The title of my new book which won the Letras Latinas/Red Hen Poetry Prize will be:
Speaking Wiri Wiri
(Interestingly enough, the voice recognition software I am using this morning first recorded the new title as "Speaking weeee weeee" thus proving that Google does not understand my father's neologisms. Quelle surprise.)
This morning, as is so not my practice, I woke early and found myself walking along the waterfront in Georgetown with my dog. It gave me the opportunity to think about the new title and how it connects to some of the themes in the book and how it connects the book to my father, to his voice and his story. Coming up for a book after working with its contents for so long is daunting. You want a title that's true and direct and thought provoking. Certainly Speaking Wiri Wiri is that.
So what does the title mean?
In the house I grew up in "wiri wiri" was my father's term for English. He never defined it. We just knew what it meant. It meant his kids were sitting around speaking English and he felt left out and he was having none of it. I figured "wiri wiri" must be what English sounded like to him. That's what "wiri wiri" means. In the context of the book, it speaks to the ways in which I've struggled with language and how that's part of my own exploration of identity and belonging -- certainly one theme in the book.
I originally started this blog last November (while at a residency at the Virginia Center for the Creative Arts). This morning, after hearing about the final book title, I tried changing the blog's name to wiriwiri.blogspot.com but found that name was amazingly already taken (by a long defunct blog by a high schooler). How could this be? Who else would use "wiri wiri" I thought to myself. This of course led me to a very educational, Google search which revealed a few things.
First I discovered that "wiri wiri" is the name of a type of Guyanese hot pepper. Small round and "South American" was how one website described it.

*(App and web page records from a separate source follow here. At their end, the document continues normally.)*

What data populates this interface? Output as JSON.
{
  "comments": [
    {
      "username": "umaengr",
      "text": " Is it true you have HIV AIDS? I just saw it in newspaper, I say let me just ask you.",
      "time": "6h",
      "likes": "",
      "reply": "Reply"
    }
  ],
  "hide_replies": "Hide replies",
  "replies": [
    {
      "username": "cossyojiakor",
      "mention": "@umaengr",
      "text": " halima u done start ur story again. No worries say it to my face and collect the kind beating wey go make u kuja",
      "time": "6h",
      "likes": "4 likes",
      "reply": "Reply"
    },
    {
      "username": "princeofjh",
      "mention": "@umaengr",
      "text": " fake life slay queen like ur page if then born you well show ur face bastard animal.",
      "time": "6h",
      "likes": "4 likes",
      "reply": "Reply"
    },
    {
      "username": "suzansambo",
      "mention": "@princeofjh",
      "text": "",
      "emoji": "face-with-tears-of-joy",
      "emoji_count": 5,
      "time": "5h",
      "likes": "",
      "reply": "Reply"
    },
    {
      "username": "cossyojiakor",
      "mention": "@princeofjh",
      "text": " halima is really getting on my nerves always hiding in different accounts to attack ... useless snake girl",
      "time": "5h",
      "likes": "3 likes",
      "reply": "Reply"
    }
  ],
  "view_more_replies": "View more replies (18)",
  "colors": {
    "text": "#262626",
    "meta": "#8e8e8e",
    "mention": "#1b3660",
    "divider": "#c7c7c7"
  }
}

But most pleasing I find that that "wiri wiri" may be the Spanish equivalent in some parts of "yadda yadda." And this is what leads me to the video for Los Canarios de Michoacan's song "El Wiri Wiri." To call this video an epiphany is an understatement. Given the playful nature of parts of the book, this title fits in ways I could never have imagined.
I also found the following song by the amazing Senegalese artist Youssou N'Dour titled "Wiri-Wiri." I include it because it's achingly beautiful.
I hope to use this blog to talk about the book but also as a repository for what I discover along the way. Like most journeys, I love having good music along for the ride. So this is an auspicious way to begin.